CMJ's picture

Night Thoughts.

I think you are right--that we are altering our environments in such a way that is destructive. But is this because we are ignorant, or just don't care? I think the ways in which we (americans, people of the world) have been brought up in society is the problem--we are taught to focus on ourselves and on our own success, not the world around us. I believe many of us are fully aware of the personal destruction we happen to incur upon the planet, yet the key needed to take that step to stop it is not there. I think what we are lacking is deep altruism. This is something we are not taught, but need to be. We all have the makings of a solid foundation: our conscience, knowing the difference and the various shades of right and wrong. But as students, as people, we do not exercise our conscience or our altruistic side enough. Perhaps an effective exercise in conditioning one's altruism habits in  the classroom setting would be to assign a paper to each student, but instead of assigning the final grades to the correct students' work, grades were randomly selected from the body of papers and given back as a final assesment. In effect, this could cause an increase in altruism merely by the fact that you may think you are helping yourself by turning in a good paper. The grade you get could in fact be your actual grade, or someone else's. But you would not know. Essentially, by putting effort and smarts into something you created, you are lifting the success of the whole, or at least of another person, in hope that you will get that in return. Make sense? I suppose on to average all the grades from all papers and assign everybody the average number. Food for touhgt. 
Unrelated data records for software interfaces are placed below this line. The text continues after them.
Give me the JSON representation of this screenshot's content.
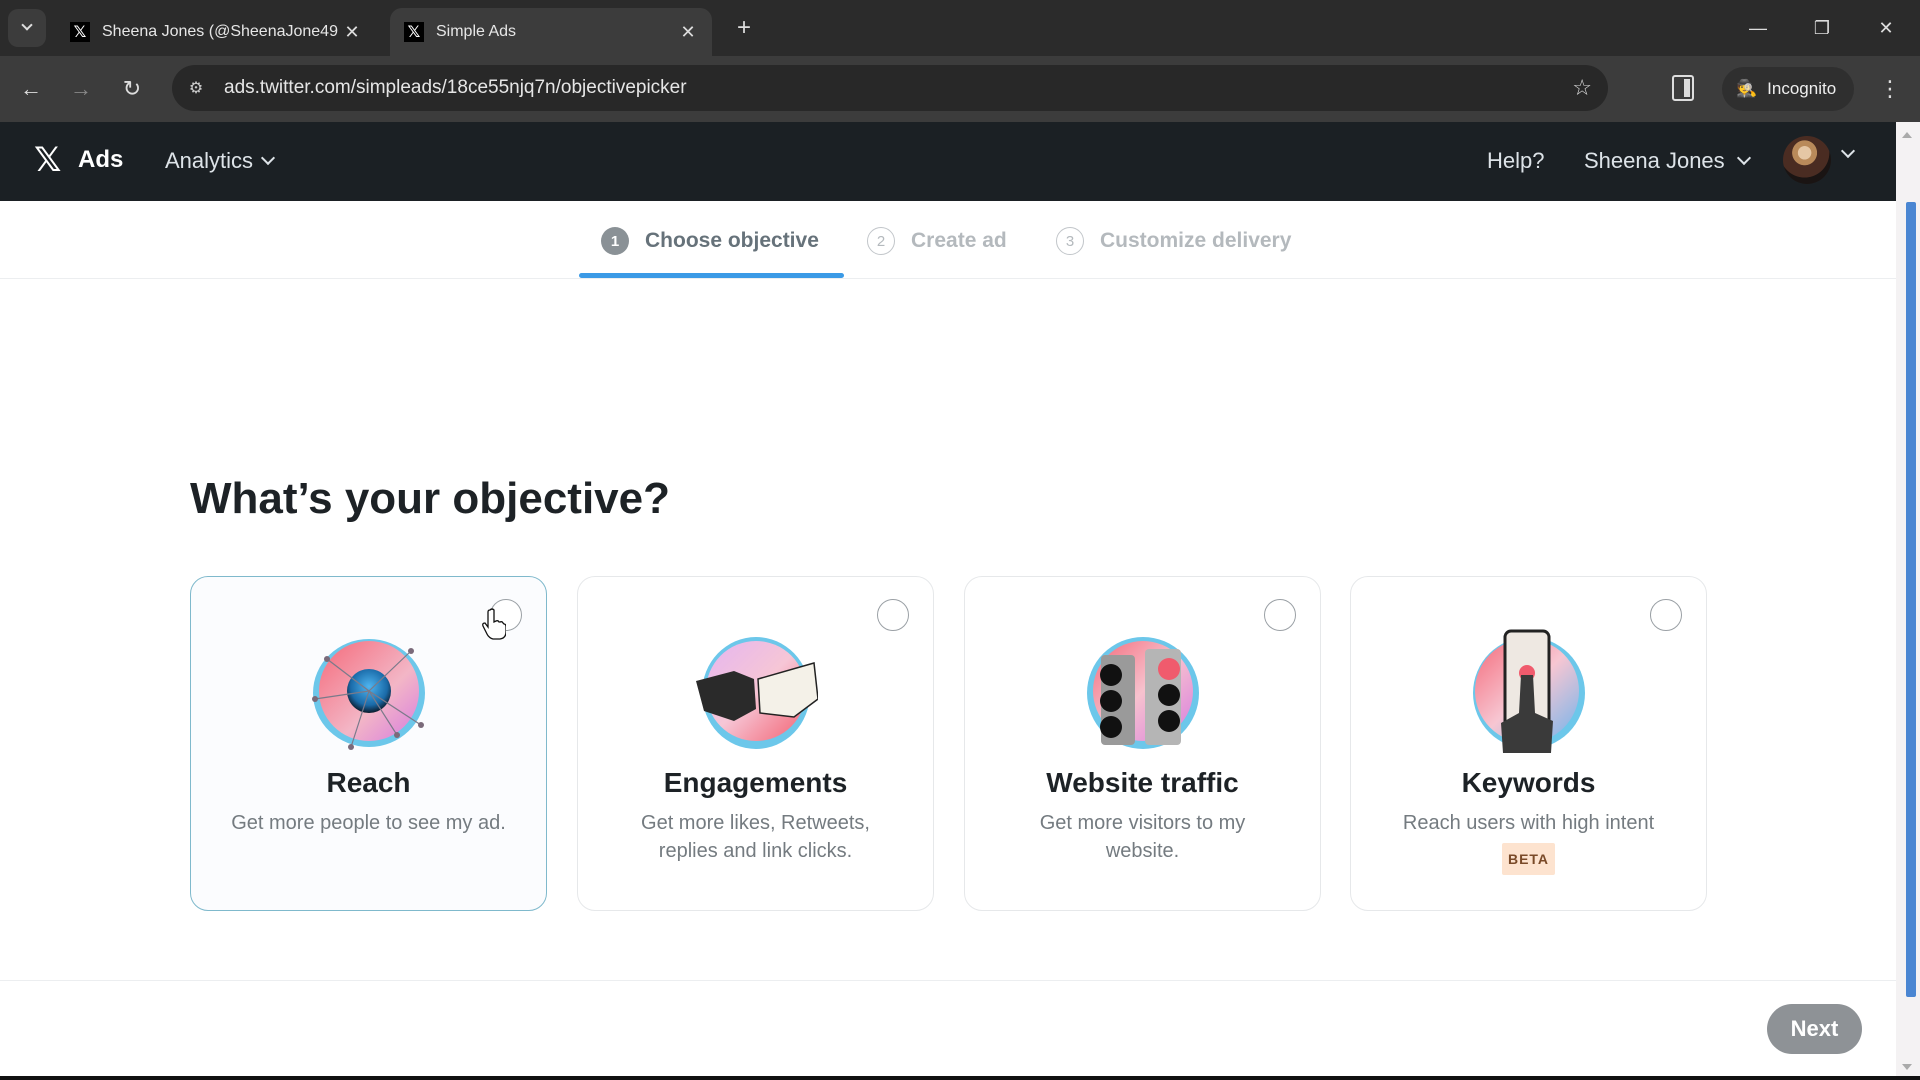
{
  "browser": {
    "tabs": [
      {
        "title": "Sheena Jones (@SheenaJone49",
        "favicon": "x-logo-icon",
        "active": false
      },
      {
        "title": "Simple Ads",
        "favicon": "x-logo-icon",
        "active": true
      }
    ],
    "new_tab_label": "+",
    "url": "ads.twitter.com/simpleads/18ce55njq7n/objectivepicker",
    "incognito_label": "Incognito"
  },
  "header": {
    "logo_glyph": "𝕏",
    "product": "Ads",
    "analytics_label": "Analytics",
    "help_label": "Help?",
    "user_name": "Sheena Jones"
  },
  "stepper": {
    "steps": [
      {
        "number": "1",
        "label": "Choose objective",
        "state": "active"
      },
      {
        "number": "2",
        "label": "Create ad",
        "state": "pending"
      },
      {
        "number": "3",
        "label": "Customize delivery",
        "state": "pending"
      }
    ]
  },
  "main": {
    "title": "What’s your objective?",
    "objectives": [
      {
        "name": "Reach",
        "description": "Get more people to see my ad.",
        "icon": "reach-illustration-icon",
        "hovered": true,
        "selected": false
      },
      {
        "name": "Engagements",
        "description": "Get more likes, Retweets, replies and link clicks.",
        "icon": "fist-bump-illustration-icon",
        "selected": false
      },
      {
        "name": "Website traffic",
        "description": "Get more visitors to my website.",
        "icon": "traffic-light-illustration-icon",
        "selected": false
      },
      {
        "name": "Keywords",
        "description": "Reach users with high intent",
        "badge": "BETA",
        "icon": "phone-tap-illustration-icon",
        "selected": false
      }
    ]
  },
  "footer": {
    "next_label": "Next",
    "next_enabled": false
  },
  "colors": {
    "accent": "#3b9ae6",
    "header_bg": "#1b2024",
    "beta_bg": "#fde3cf",
    "next_disabled": "#8e9296"
  }
}
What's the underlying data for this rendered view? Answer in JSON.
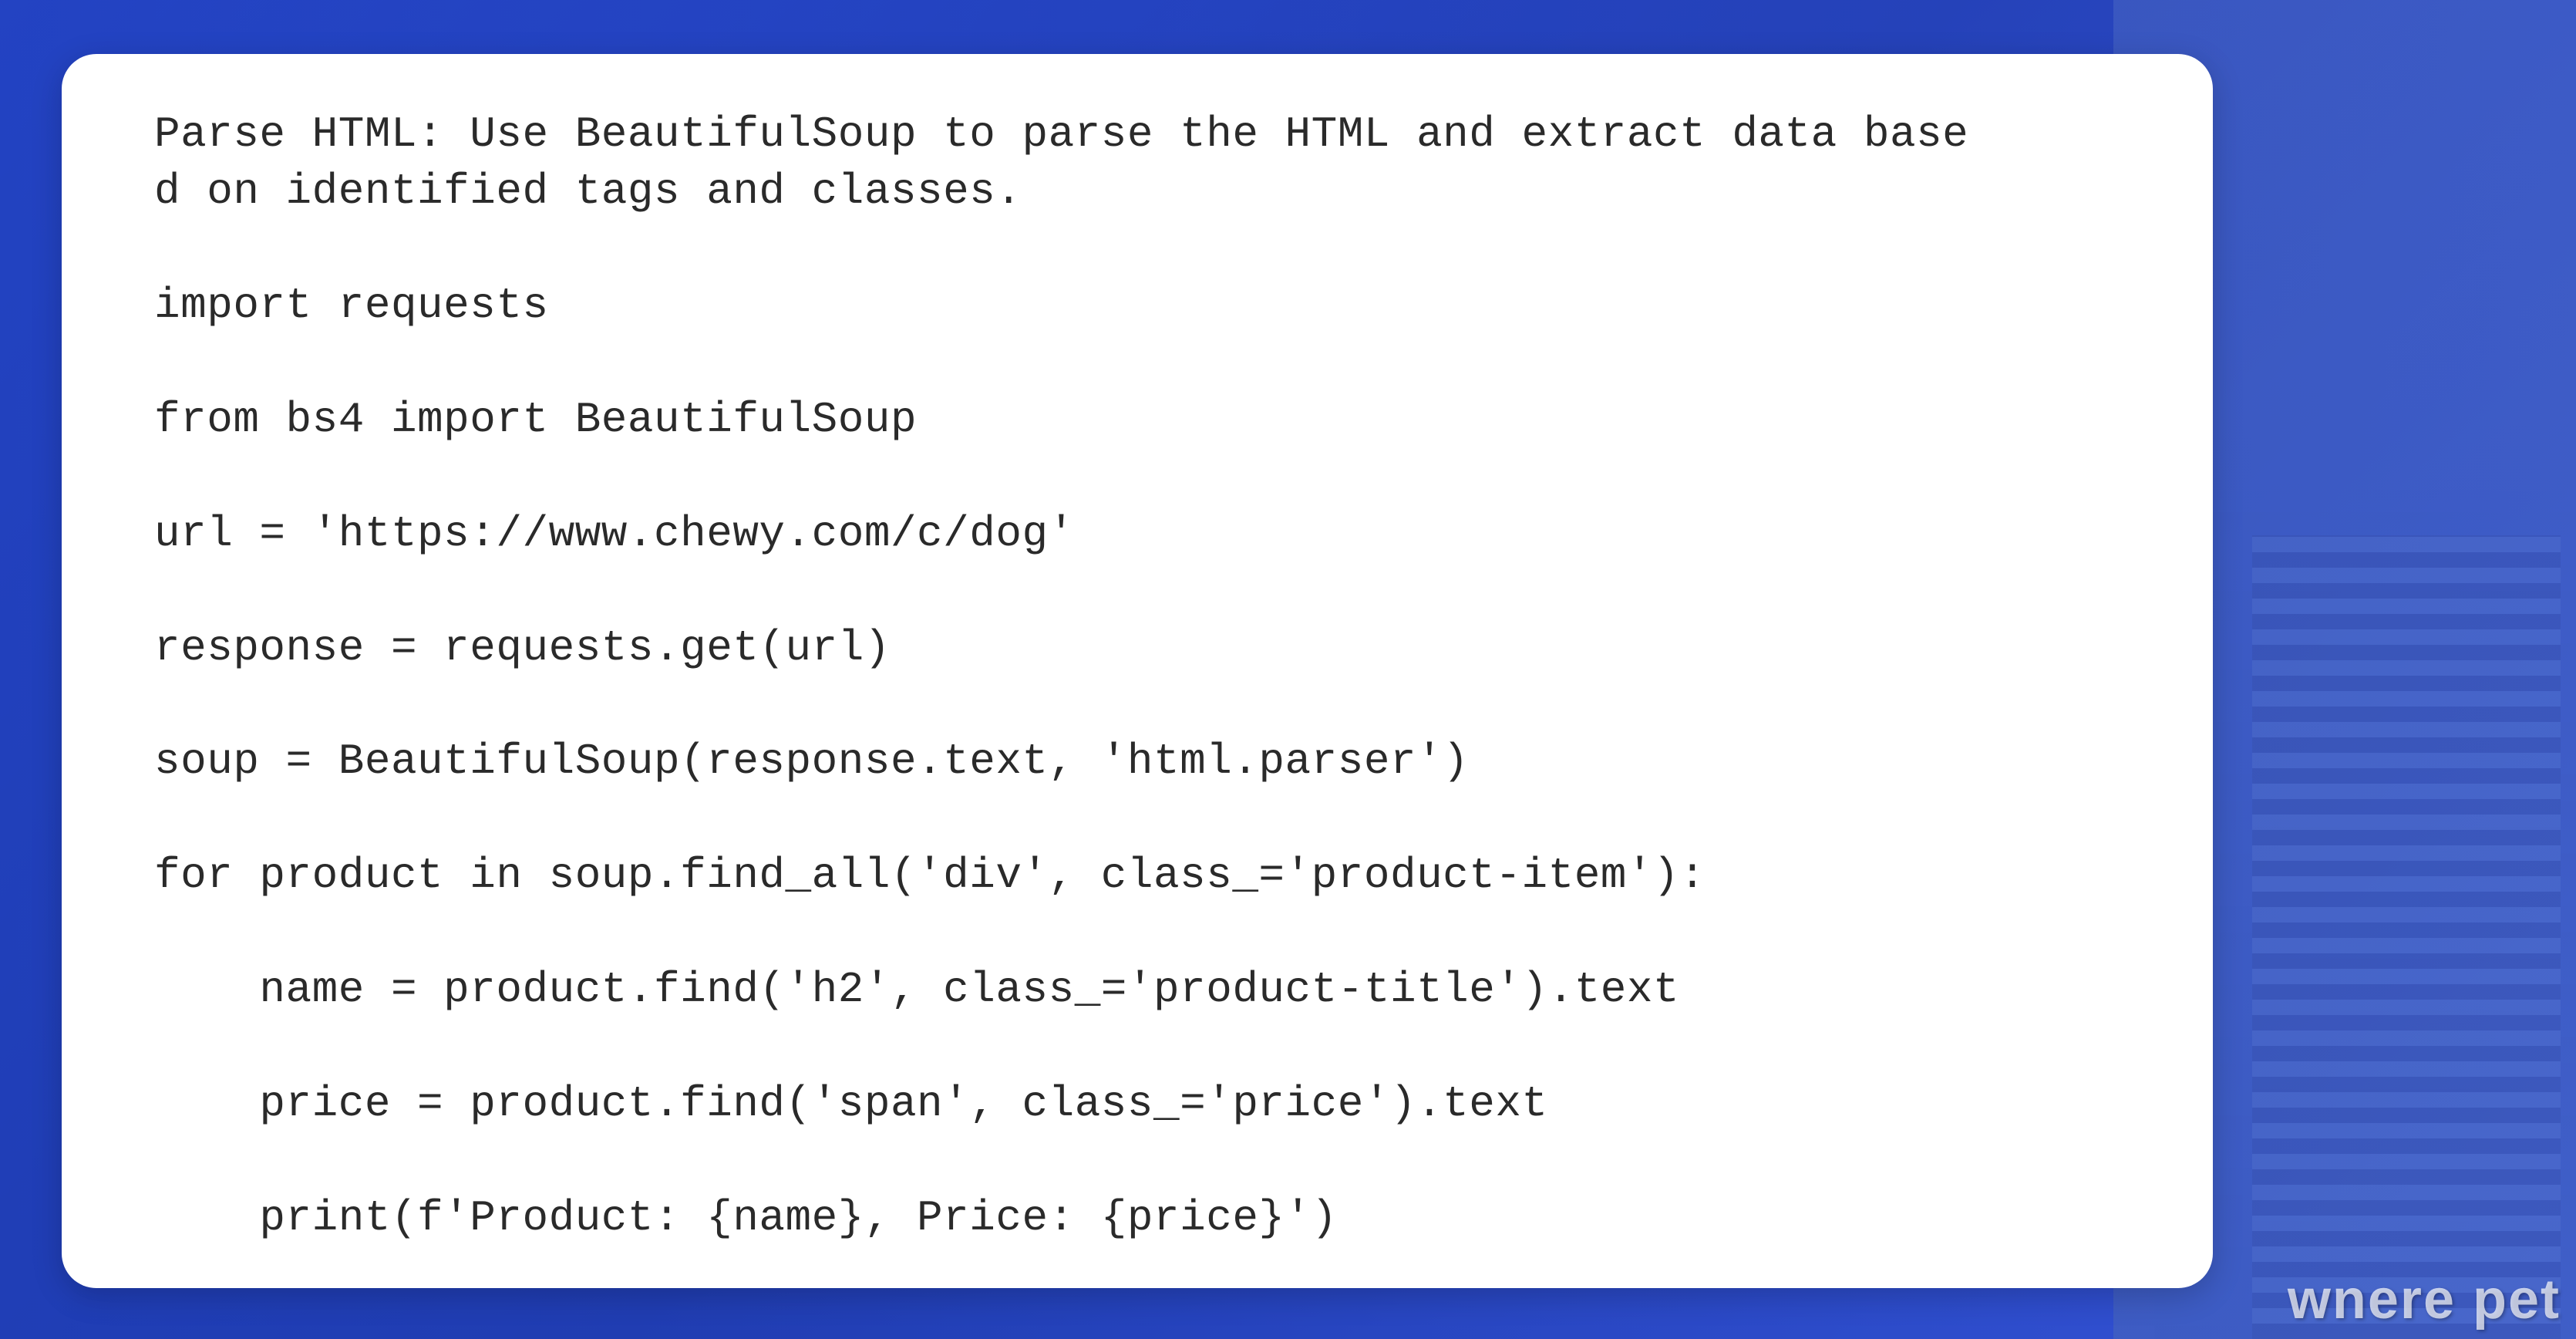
{
  "code": {
    "comment_line1": "Parse HTML: Use BeautifulSoup to parse the HTML and extract data base",
    "comment_line2": "d on identified tags and classes.",
    "import1": "import requests",
    "import2": "from bs4 import BeautifulSoup",
    "url_line": "url = 'https://www.chewy.com/c/dog'",
    "response_line": "response = requests.get(url)",
    "soup_line": "soup = BeautifulSoup(response.text, 'html.parser')",
    "for_line": "for product in soup.find_all('div', class_='product-item'):",
    "name_line": "    name = product.find('h2', class_='product-title').text",
    "price_line": "    price = product.find('span', class_='price').text",
    "print_line": "    print(f'Product: {name}, Price: {price}')"
  },
  "watermark": "wnere pet"
}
Barbara's picture

Ad by a billionaire! Altruism c.f. Communism/Socialism

YouTube hot pick!

CMJ's excercise for conditioning altruism habits made me think of this ad. It's short, so please take a look!
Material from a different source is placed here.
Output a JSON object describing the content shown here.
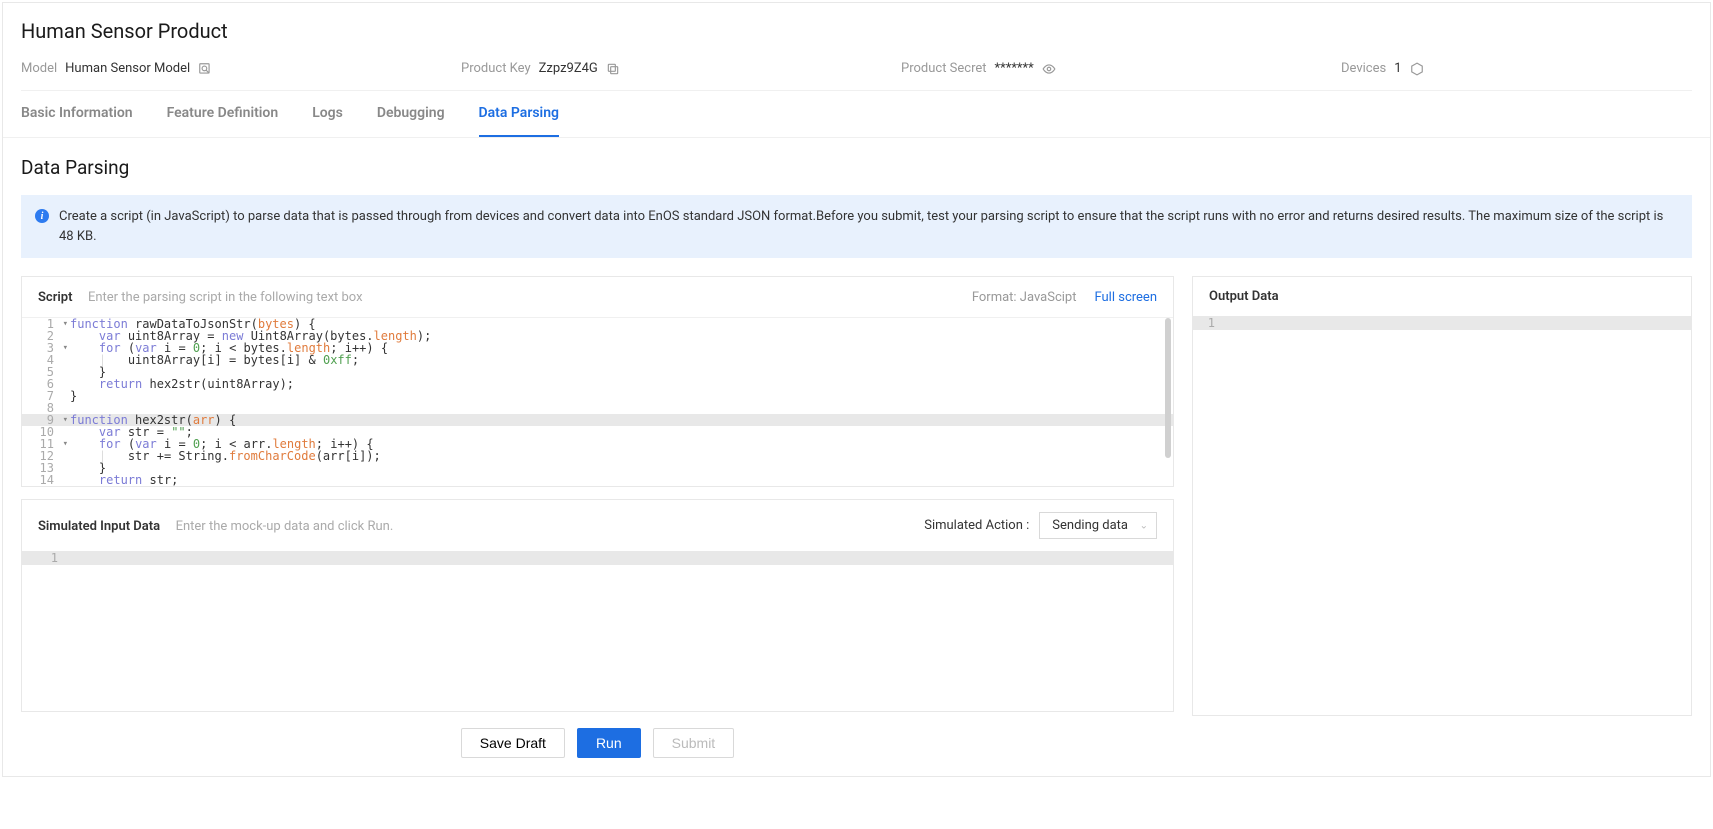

My question is: why is the practice of socialism/communism unsuccessful (in the sense that it is not a dominant consititutional form in current world)? How is it related to deep altruism? The problem I see in this system is that it is not complete equalitarian because there are people who decide on how to allocate resources. It is sort of like the professor who gives grades in CMJ's exercise. The second is what we discussed in class - how to motivate people to be altruistic?